sustainable harvest levels developed based on ecological assessments of 
the hunting area. This information is then further evaluated in 
consideration of other species within the hunting area, past elephant 
trophy quality, and community benefits of proposed harvests.
    Since our findings in 2014 and 2015, CAMPFIRE has provided more 
information on how their programs support the conservation of elephants 
and provide benefits to and promote greater tolerance of wildlife in 
rural communities, including new efforts to improve the effectiveness 
of CAMPFIRE and new revenue-sharing guidelines. An overarching analysis 
of CAMPFIRE, supported by a grant of 12 million Euros from the European 
Union, is currently being conducted and is scheduled to be completed by 
the end of 2017. Although this review is still under way, more 
information has been provided to the Service regarding how funds are 
utilized and the basis for hunting quotas.
    Since our 2014 and 2015 findings, there are strong indications that 
the efforts of private landowners and consortiums to manage elephants 
within their areas of control have received greater support from ZPWMA 
and the Zimbabwean Government. ZPWMA has devolved authority to manage 
and benefit from wildlife on communal and private lands to the 
landholders. There now appears to be a greater effort on the part of 
ZPWMA to work with NGOs, landowners, and safari area concessionaires to 
improve elephant management and anti-poaching efforts. According to 
their July 2015 response to the Service, and supported by the report on 
the implementation of the EMP, ZPWMA is engaging private players in co-
management in some areas and entering into long-term lease agreements 
(10-25 years) to manage some protected areas. In certain areas, ZPWMA 
is reportedly collaborating with safari operators; in others, they 
collaborate with NGOs, such as the Tashinga Initiative in the Zambezi 
Valley and World Wildlife Fund in the Hwange-Sanyati Biological 
Corridor.

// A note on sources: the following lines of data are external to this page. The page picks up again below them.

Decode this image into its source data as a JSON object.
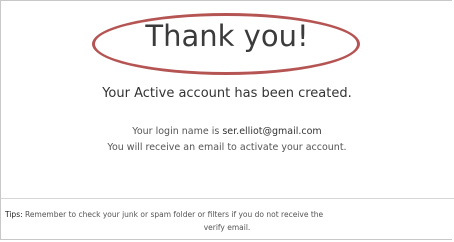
{
  "title": "Thank you!",
  "subtitle": "Your Active account has been created.",
  "login": {
    "prefix": "Your login name is ",
    "email": "ser.elliot@gmail.com"
  },
  "activation_note": "You will receive an email to activate your account.",
  "tips": {
    "label": "Tips:",
    "text_line1": " Remember to check your junk or spam folder or filters if you do not receive the",
    "text_line2": "verify email."
  },
  "colors": {
    "annotation_ellipse": "#b55553",
    "text": "#333333"
  }
}
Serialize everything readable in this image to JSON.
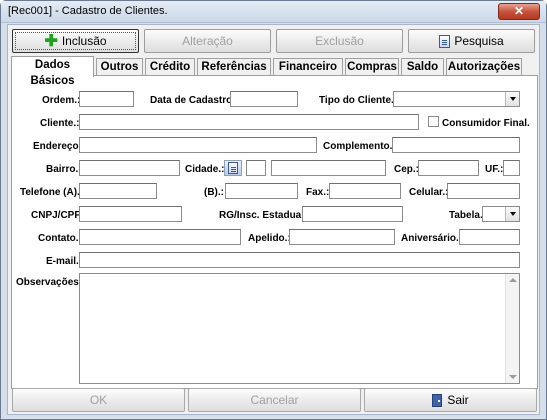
{
  "window": {
    "title": "[Rec001] - Cadastro de Clientes.",
    "close_label": "✕"
  },
  "toolbar": {
    "inclusao": "Inclusão",
    "alteracao": "Alteração",
    "exclusao": "Exclusão",
    "pesquisa": "Pesquisa"
  },
  "tabs": [
    "Dados Básicos",
    "Outros",
    "Crédito",
    "Referências",
    "Financeiro",
    "Compras",
    "Saldo",
    "Autorizações"
  ],
  "form": {
    "ordem": "Ordem.:",
    "data_cadastro": "Data de Cadastro.:",
    "tipo_cliente": "Tipo do Cliente.:",
    "cliente": "Cliente.:",
    "consumidor_final": "Consumidor Final.",
    "endereco": "Endereço.:",
    "complemento": "Complemento.:",
    "bairro": "Bairro.:",
    "cidade": "Cidade.:",
    "cep": "Cep.:",
    "uf": "UF.:",
    "telefone_a": "Telefone (A).:",
    "telefone_b": "(B).:",
    "fax": "Fax.:",
    "celular": "Celular.:",
    "cnpj_cpf": "CNPJ/CPF.:",
    "rg_insc": "RG/Insc. Estadual.:",
    "tabela": "Tabela.:",
    "contato": "Contato.:",
    "apelido": "Apelido.:",
    "aniversario": "Aniversário.:",
    "email": "E-mail.:",
    "observacoes": "Observações.:"
  },
  "bottom": {
    "ok": "OK",
    "cancelar": "Cancelar",
    "sair": "Sair"
  }
}
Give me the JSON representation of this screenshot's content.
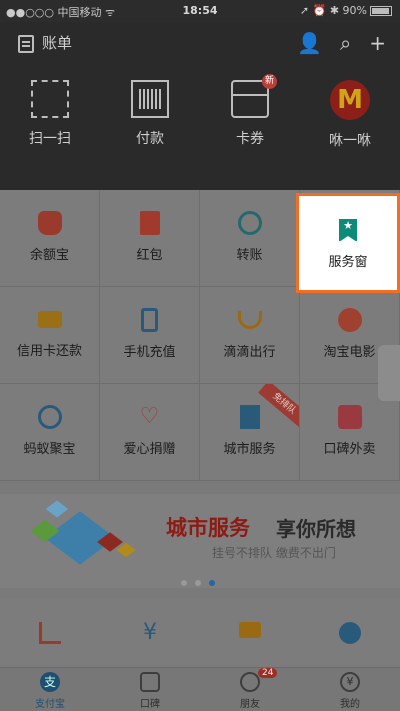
{
  "status": {
    "carrier": "中国移动",
    "time": "18:54",
    "battery": "90%"
  },
  "header": {
    "bill_label": "账单",
    "quick": [
      {
        "label": "扫一扫",
        "icon": "scan-icon"
      },
      {
        "label": "付款",
        "icon": "barcode-icon"
      },
      {
        "label": "卡券",
        "icon": "card-wallet-icon",
        "badge": "新"
      },
      {
        "label": "咻一咻",
        "icon": "mcdonalds-logo-icon"
      }
    ]
  },
  "grid": [
    {
      "label": "余额宝"
    },
    {
      "label": "红包"
    },
    {
      "label": "转账"
    },
    {
      "label": "服务窗"
    },
    {
      "label": "信用卡还款"
    },
    {
      "label": "手机充值"
    },
    {
      "label": "滴滴出行"
    },
    {
      "label": "淘宝电影"
    },
    {
      "label": "蚂蚁聚宝"
    },
    {
      "label": "爱心捐赠"
    },
    {
      "label": "城市服务"
    },
    {
      "label": "口碑外卖"
    }
  ],
  "ribbon": "免排队",
  "banner": {
    "title_red": "城市服务",
    "title_dark": "享你所想",
    "subtitle": "挂号不排队 缴费不出门"
  },
  "tabs": [
    {
      "label": "支付宝"
    },
    {
      "label": "口碑"
    },
    {
      "label": "朋友",
      "badge": "24"
    },
    {
      "label": "我的"
    }
  ],
  "colors": {
    "highlight_border": "#f26e22",
    "service_icon": "#0c8c78",
    "active_tab": "#1e4e72"
  }
}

There is increased support from the Central Government and 
Rural District Councils to expand and support local conservation 
efforts, and there is evidence that local conservation efforts are 
meeting management deficiencies that the Service identified previously.

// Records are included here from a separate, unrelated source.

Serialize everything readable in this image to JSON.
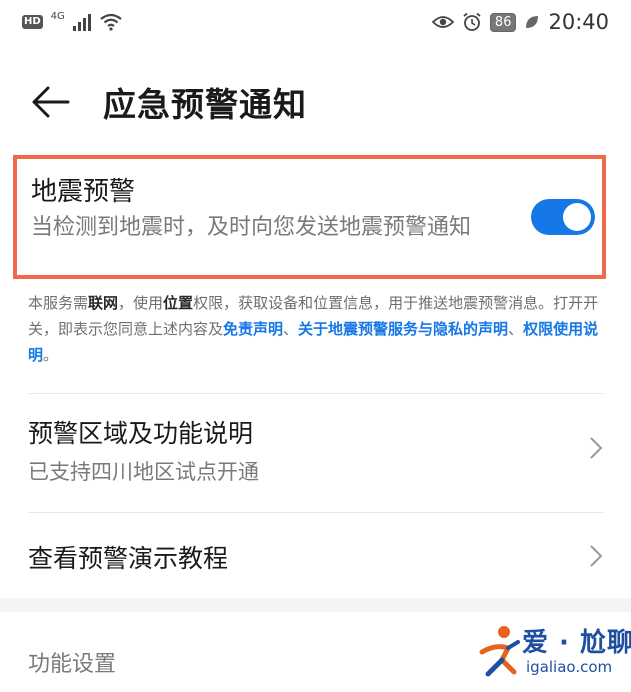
{
  "status_bar": {
    "hd_badge": "HD",
    "network": "4G",
    "battery": "86",
    "time": "20:40",
    "icons": [
      "signal-icon",
      "wifi-icon",
      "eye-icon",
      "alarm-icon",
      "battery-icon",
      "leaf-icon"
    ]
  },
  "header": {
    "title": "应急预警通知",
    "back_icon": "arrow-left-icon"
  },
  "earthquake": {
    "title": "地震预警",
    "description": "当检测到地震时，及时向您发送地震预警通知",
    "toggle_on": true,
    "toggle_color": "#1677e8",
    "highlight_color": "#ef6a4a"
  },
  "notice": {
    "p1": "本服务需",
    "b1": "联网",
    "p2": "，使用",
    "b2": "位置",
    "p3": "权限，获取设备和位置信息，用于推送地震预警消息。打开开关，即表示您同意上述内容及",
    "link1": "免责声明",
    "sep1": "、",
    "link2": "关于地震预警服务与隐私的声明",
    "sep2": "、",
    "link3": "权限使用说明",
    "end": "。"
  },
  "list": {
    "item1_title": "预警区域及功能说明",
    "item1_sub": "已支持四川地区试点开通",
    "item2_title": "查看预警演示教程",
    "chevron_icon": "chevron-right-icon"
  },
  "section_label": "功能设置",
  "watermark": {
    "line1": "爱 · 尬聊",
    "line2": "igaliao.com"
  }
}
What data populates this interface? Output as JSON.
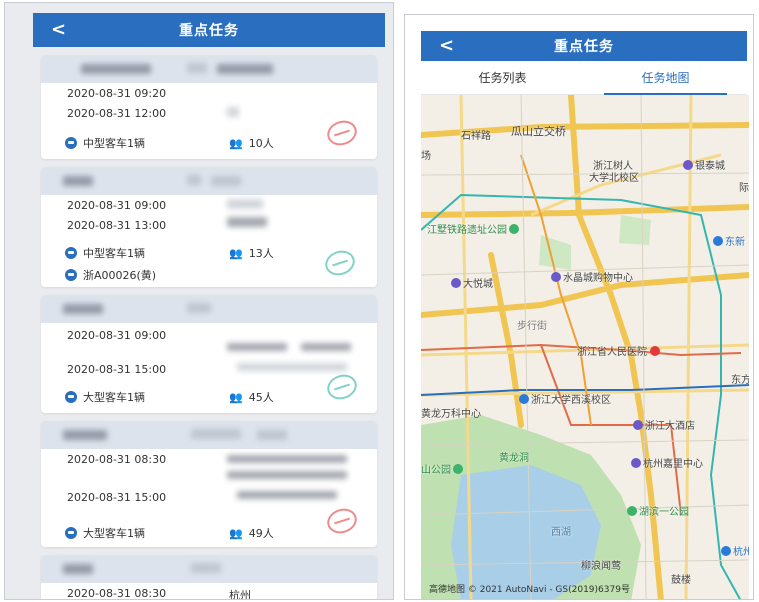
{
  "left": {
    "title": "重点任务",
    "back": "<",
    "cards": [
      {
        "dates": [
          "2020-08-31 09:20",
          "2020-08-31 12:00"
        ],
        "vehicle": "中型客车1辆",
        "people": "10人",
        "plate": "",
        "stamp": "red"
      },
      {
        "dates": [
          "2020-08-31 09:00",
          "2020-08-31 13:00"
        ],
        "vehicle": "中型客车1辆",
        "people": "13人",
        "plate": "浙A00026(黄)",
        "stamp": "teal"
      },
      {
        "dates": [
          "2020-08-31 09:00",
          "2020-08-31 15:00"
        ],
        "vehicle": "大型客车1辆",
        "people": "45人",
        "plate": "",
        "stamp": "teal"
      },
      {
        "dates": [
          "2020-08-31 08:30",
          "2020-08-31 15:00"
        ],
        "vehicle": "大型客车1辆",
        "people": "49人",
        "plate": "",
        "stamp": "red"
      },
      {
        "dates": [
          "2020-08-31 08:30"
        ],
        "vehicle": "",
        "people": "",
        "plate": "",
        "extra": "杭州"
      }
    ]
  },
  "right": {
    "title": "重点任务",
    "back": "<",
    "tabs": [
      {
        "label": "任务列表",
        "active": false
      },
      {
        "label": "任务地图",
        "active": true
      }
    ],
    "map_labels": {
      "l1": "石祥路",
      "l2": "瓜山立交桥",
      "l3": "浙江树人",
      "l3b": "大学北校区",
      "l4": "银泰城",
      "l5": "江墅铁路遗址公园",
      "l6": "东新",
      "l7": "水晶城购物中心",
      "l8": "大悦城",
      "l9": "步行街",
      "l10": "浙江省人民医院",
      "l11": "黄龙万科中心",
      "l12": "浙江大学西溪校区",
      "l13": "浙江大酒店",
      "l14": "东方",
      "l15": "黄龙洞",
      "l16": "山公园",
      "l17": "杭州嘉里中心",
      "l18": "湖滨一公园",
      "l19": "西湖",
      "l20": "柳浪闻莺",
      "l21": "鼓楼",
      "l22": "杭州站",
      "l23": "场",
      "l24": "际"
    },
    "copyright": "高德地图 © 2021 AutoNavi - GS(2019)6379号"
  }
}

Current Finding

    Therefore, in accordance with the regulatory requirements, the 
Service is able to make a determination that the killing of trophy 
animals in Zimbabwe, on or after January 21, 2016, and on or before 
December 31, 2018, will enhance the survival of the African elephant. 
With the information currently available, applications to import 
trophies hunted during this time period will be considered to have met 
this requirement unless we issue a new finding based on available 
information. In accordance with the section 4(d) rule for the African 
elephant at 50 CFR 17.40(e), the Service will review each application 
received for import of such specimens on a case-by-case basis and each 
application also needs to meet all other applicable permitting 
requirements before it may be authorized. On an ongoing basis and as it 
evaluates each application, the Service will continue to monitor the 
status of the elephant population, the management program for elephants 
in the country to ensure that the program is promoting the conservation 
of the species, and whether the participation

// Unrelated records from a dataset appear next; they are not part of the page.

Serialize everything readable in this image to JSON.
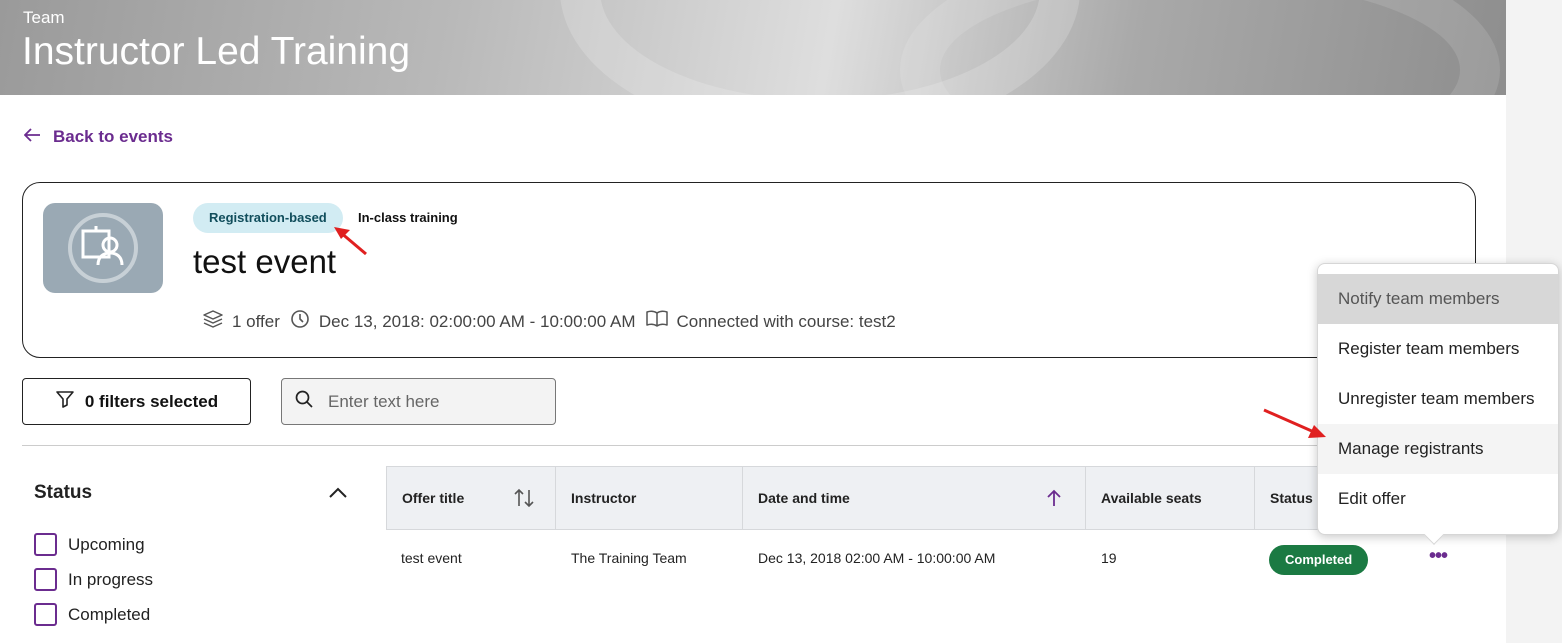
{
  "banner": {
    "eyebrow": "Team",
    "title": "Instructor Led Training"
  },
  "back_link": {
    "label": "Back to events",
    "icon": "arrow-left-icon"
  },
  "event": {
    "badge": "Registration-based",
    "type": "In-class training",
    "title": "test event",
    "offers": "1 offer",
    "datetime": "Dec 13, 2018: 02:00:00 AM - 10:00:00 AM",
    "course": "Connected with course: test2"
  },
  "filters": {
    "button_label": "0 filters selected",
    "search_placeholder": "Enter text here"
  },
  "status_filter": {
    "title": "Status",
    "options": [
      "Upcoming",
      "In progress",
      "Completed"
    ]
  },
  "table": {
    "columns": [
      "Offer title",
      "Instructor",
      "Date and time",
      "Available seats",
      "Status"
    ],
    "rows": [
      {
        "title": "test event",
        "instructor": "The Training Team",
        "datetime": "Dec 13, 2018 02:00 AM - 10:00:00 AM",
        "seats": "19",
        "status": "Completed"
      }
    ]
  },
  "context_menu": {
    "items": [
      "Notify team members",
      "Register team members",
      "Unregister team members",
      "Manage registrants",
      "Edit offer"
    ]
  },
  "colors": {
    "accent": "#6b2c8f",
    "completed": "#1b7a43",
    "badge_bg": "#d2ecf3",
    "annotation": "#e02020"
  }
}
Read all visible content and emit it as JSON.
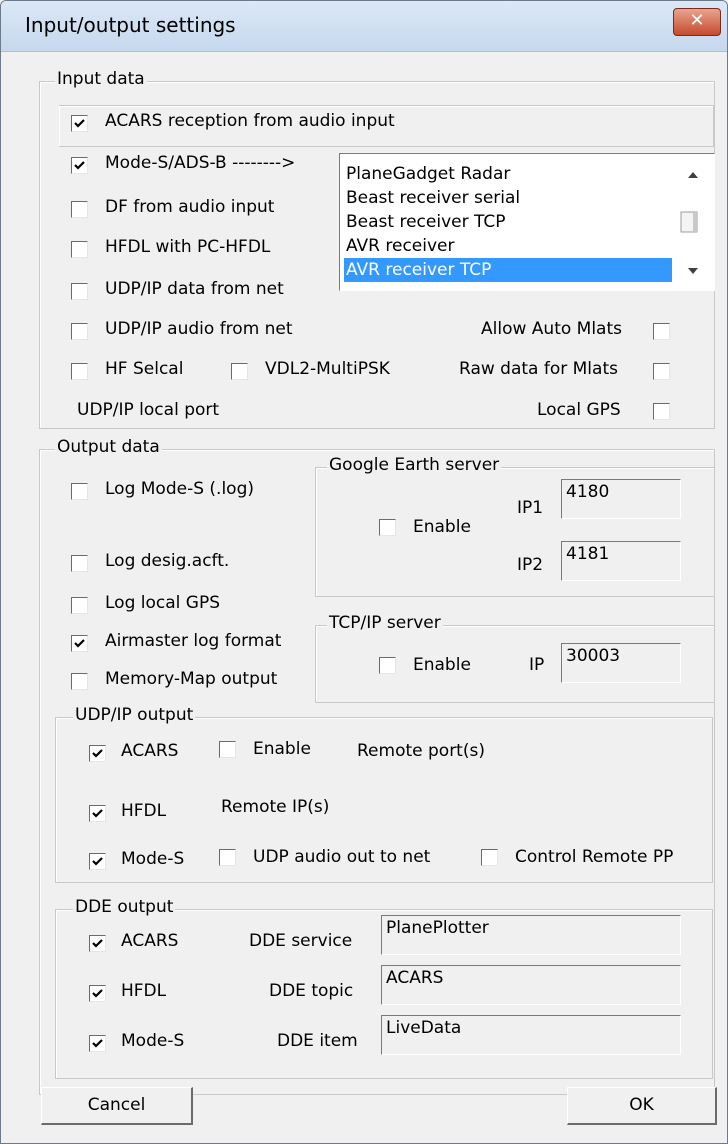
{
  "window": {
    "title": "Input/output settings",
    "close": "✕"
  },
  "input": {
    "legend": "Input data",
    "acars": "ACARS reception from audio input",
    "modes": "Mode-S/ADS-B -------->",
    "df": "DF from audio input",
    "hfdl": "HFDL with PC-HFDL",
    "udp_data": "UDP/IP data from net",
    "udp_audio": "UDP/IP audio from net",
    "hf_selcal": "HF Selcal",
    "vdl2": "VDL2-MultiPSK",
    "local_port": "UDP/IP local port",
    "allow_auto": "Allow Auto Mlats",
    "raw_data": "Raw data for Mlats",
    "local_gps": "Local GPS",
    "receivers": [
      "PlaneGadget Radar",
      "Beast receiver serial",
      "Beast receiver TCP",
      "AVR receiver",
      "AVR receiver TCP"
    ],
    "selected_receiver": "AVR receiver TCP"
  },
  "output": {
    "legend": "Output data",
    "log_modes": "Log Mode-S (.log)",
    "log_desig": "Log desig.acft.",
    "log_gps": "Log local GPS",
    "airmaster": "Airmaster log format",
    "memmap": "Memory-Map output",
    "google": {
      "legend": "Google Earth server",
      "enable": "Enable",
      "ip1_label": "IP1",
      "ip1": "4180",
      "ip2_label": "IP2",
      "ip2": "4181"
    },
    "tcp": {
      "legend": "TCP/IP server",
      "enable": "Enable",
      "ip_label": "IP",
      "ip": "30003"
    },
    "udp": {
      "legend": "UDP/IP output",
      "acars": "ACARS",
      "enable": "Enable",
      "remote_ports": "Remote port(s)",
      "hfdl": "HFDL",
      "remote_ips": "Remote IP(s)",
      "modes": "Mode-S",
      "udp_audio": "UDP audio out to net",
      "control_pp": "Control Remote PP"
    },
    "dde": {
      "legend": "DDE output",
      "acars": "ACARS",
      "service_label": "DDE service",
      "service": "PlanePlotter",
      "hfdl": "HFDL",
      "topic_label": "DDE topic",
      "topic": "ACARS",
      "modes": "Mode-S",
      "item_label": "DDE item",
      "item": "LiveData"
    }
  },
  "buttons": {
    "cancel": "Cancel",
    "ok": "OK"
  }
}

[[Page 54408]]

of U.S. hunters in the program provides a clear benefit to the species. 
Accordingly, the Service may modify its determination based on 
available information consistent with the regulatory requirements. In 
addition, the Service will reevaluate the status of African elephants 
in Zimbabwe before the end of 2018 and make a new finding in the 
beginning of 2019 for, at least, the 2019 hunting season.
    Today's enhancement finding has been posted at http://www.fws.gov/international/pdf/enhancement-finding-2017-elephant-Zimbabwe.PDF. In 
addition, a list of frequently asked questions regarding the 
importation of sport-hunted elephant trophies from Zimbabwe is 
available on the Service's web page at https://www.fws.gov/international/permits/by-activity/sport-hunted-trophies-elephants.html.

Brenda Tapia,
Program Analyst/Data Administrator, Branch of Permits, Division of 
Management Authority.
[FR Doc. 2017-24974 Filed 11-16-17; 8:45 am]
 BILLING CODE 4333-15-P